The following is from National 4-H and Molina Healthcare:

Over a 15-month period, nearly 1,000 U.S. teens engaged their peers to discuss their health needs, concerns and priorities. Teens responded to a social media survey, submitted videos and participated in town halls. The Teens Take on Health report was published in April 2014.

What did youth say? They see health as holistic mind, body and soul. They care just as much about emotional and mental health as physical health. They are concerned they're not getting enough sleep, and need help with stress. The end result concluded with a call to action by the teens involved.

As proposed during the Teens Take on Health Action Summit in April 2014.

    1. Keep it on the regular. Try to stick to a routine for bedtime and wake up time, even on the weekends.
    2. Manage your tech use. Avoid cell phone, tablet, computer and TV use within the hour before bed time.
    3. Exercise regularly. Even light exercise is better than no activity and can help with sleep.
    4. Know your limits. What do you like most?
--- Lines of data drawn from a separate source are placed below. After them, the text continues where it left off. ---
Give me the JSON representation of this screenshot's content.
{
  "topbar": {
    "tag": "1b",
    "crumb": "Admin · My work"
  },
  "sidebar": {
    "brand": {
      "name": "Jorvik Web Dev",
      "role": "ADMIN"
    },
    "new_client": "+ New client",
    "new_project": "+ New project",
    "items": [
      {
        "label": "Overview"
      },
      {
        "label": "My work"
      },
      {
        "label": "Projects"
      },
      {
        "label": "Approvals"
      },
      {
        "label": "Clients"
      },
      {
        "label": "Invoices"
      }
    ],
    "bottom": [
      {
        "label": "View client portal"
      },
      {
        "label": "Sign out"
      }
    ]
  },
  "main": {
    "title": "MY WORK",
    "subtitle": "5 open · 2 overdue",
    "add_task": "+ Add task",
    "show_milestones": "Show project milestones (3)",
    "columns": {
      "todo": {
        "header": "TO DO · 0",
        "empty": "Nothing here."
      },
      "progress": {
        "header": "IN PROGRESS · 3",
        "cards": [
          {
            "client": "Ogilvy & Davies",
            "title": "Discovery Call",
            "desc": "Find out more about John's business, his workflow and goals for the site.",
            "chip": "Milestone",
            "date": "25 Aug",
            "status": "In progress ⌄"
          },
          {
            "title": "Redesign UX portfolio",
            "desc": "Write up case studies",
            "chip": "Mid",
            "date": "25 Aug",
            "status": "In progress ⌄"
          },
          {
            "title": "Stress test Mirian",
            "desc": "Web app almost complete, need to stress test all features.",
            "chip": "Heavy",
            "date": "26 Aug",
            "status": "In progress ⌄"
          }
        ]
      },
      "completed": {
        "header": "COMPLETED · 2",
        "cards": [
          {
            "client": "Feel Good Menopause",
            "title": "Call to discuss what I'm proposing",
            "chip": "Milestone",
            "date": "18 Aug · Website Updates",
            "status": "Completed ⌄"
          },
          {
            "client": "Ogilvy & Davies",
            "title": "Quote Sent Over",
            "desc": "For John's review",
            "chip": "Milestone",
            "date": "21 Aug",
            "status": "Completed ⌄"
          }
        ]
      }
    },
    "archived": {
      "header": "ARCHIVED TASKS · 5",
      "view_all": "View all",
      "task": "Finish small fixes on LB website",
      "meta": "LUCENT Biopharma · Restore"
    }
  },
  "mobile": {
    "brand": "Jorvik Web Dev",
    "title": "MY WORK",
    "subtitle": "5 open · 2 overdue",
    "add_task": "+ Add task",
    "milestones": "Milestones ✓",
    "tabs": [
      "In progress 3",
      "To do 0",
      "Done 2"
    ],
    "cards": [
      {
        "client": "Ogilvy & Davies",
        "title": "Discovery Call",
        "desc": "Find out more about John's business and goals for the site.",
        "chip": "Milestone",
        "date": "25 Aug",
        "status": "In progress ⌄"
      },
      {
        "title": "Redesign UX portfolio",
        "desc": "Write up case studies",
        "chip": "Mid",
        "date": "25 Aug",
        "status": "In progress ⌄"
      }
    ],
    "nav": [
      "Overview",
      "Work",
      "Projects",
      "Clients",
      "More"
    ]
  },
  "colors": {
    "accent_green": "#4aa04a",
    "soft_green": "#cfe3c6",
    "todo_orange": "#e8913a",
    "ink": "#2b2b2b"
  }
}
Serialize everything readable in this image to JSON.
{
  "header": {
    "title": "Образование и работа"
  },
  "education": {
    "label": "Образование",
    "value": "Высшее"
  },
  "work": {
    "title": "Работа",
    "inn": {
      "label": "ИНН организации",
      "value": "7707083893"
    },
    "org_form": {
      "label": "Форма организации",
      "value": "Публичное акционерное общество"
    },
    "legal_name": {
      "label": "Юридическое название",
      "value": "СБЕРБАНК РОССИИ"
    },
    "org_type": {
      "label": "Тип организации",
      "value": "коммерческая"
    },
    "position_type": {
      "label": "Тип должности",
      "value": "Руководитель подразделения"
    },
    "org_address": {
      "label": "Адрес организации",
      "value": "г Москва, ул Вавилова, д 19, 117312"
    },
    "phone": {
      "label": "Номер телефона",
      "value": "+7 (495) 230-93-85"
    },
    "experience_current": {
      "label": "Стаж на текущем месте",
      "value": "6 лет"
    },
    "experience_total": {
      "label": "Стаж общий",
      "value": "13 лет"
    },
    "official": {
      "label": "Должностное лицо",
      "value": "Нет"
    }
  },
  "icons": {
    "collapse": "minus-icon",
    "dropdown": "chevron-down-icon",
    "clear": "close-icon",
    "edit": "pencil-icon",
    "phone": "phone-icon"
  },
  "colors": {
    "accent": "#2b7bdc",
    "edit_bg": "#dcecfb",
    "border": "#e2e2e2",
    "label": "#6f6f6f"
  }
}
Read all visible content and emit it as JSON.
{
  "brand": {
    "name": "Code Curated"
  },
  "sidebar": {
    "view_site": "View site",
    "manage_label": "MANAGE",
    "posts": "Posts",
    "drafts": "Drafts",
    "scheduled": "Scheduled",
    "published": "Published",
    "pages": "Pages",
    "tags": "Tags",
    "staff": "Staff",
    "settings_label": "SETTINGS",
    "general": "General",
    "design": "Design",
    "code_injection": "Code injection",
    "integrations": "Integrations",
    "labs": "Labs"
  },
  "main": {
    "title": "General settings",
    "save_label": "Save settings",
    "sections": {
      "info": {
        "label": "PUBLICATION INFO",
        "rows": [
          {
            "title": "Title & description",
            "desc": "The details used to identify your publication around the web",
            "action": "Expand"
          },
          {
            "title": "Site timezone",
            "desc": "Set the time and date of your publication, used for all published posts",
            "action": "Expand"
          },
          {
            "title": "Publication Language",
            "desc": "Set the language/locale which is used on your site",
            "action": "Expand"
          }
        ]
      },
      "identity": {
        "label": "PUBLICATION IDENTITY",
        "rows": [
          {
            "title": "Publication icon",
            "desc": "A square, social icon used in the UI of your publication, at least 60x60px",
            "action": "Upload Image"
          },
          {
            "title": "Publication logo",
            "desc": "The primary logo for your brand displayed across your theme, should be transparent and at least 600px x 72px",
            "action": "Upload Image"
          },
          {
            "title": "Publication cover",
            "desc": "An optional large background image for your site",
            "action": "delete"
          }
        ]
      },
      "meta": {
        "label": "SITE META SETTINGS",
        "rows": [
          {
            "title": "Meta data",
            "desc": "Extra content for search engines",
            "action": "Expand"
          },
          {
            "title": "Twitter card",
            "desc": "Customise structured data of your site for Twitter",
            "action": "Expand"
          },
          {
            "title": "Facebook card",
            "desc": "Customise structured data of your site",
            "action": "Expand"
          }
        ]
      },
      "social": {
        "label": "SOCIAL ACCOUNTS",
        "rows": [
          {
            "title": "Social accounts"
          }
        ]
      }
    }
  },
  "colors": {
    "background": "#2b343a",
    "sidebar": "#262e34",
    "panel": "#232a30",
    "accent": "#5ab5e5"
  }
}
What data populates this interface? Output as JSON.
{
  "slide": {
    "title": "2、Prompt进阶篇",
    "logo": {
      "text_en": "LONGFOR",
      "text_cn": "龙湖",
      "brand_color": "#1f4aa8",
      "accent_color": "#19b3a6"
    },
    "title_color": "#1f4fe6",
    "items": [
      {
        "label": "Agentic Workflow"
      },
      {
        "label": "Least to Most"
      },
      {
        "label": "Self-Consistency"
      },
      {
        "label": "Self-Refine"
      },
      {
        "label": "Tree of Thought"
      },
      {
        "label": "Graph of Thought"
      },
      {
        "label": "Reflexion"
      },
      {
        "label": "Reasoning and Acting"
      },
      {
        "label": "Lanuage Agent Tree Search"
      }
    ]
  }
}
Prioritize your extracurricular school and social activities to avoid over-committing.
    5. Seek school policy solutions. Do you think it would help to have a later school start time? What about having time management classes added to the curriculum? Consider school policy solutions that you can advocate for locally.

Have A Conversation With Your Teen
These five proposed actions range from short to long term impacts around healthy living for teens. From the simple step of setting their alarm on the weekend to advocating their school's policy, this study is a resounding message that teens are aware of the importance for healthy living. It should be a topic of discussion on all levels.

If your family has a teen-in-residence how does your family address these concerns? Our family has found the management of technology the most difficult. Between web backpacks for studying purposes to sending out a tweet, technology is a double edged sword, at times. The educational value of the multitude of resources is wonderful. But the temptation for the teen to default to the social aspects of technology is a challenge. One technique our family put in place was a rule that no technology is allowed in the bedroom during sleep time. It becomes too inviting just to check to see the latest snap that comes in, instead of focusing on much needed sleep to prepare for the demands of high school life.

There needs to be a balance with all aspect of the teen's daily life. The concept of knowing their limits is a life skill even adults struggle with. 4-H youth development programs focus on life skills and we strive to incorporate teen voice and their leadership throughout.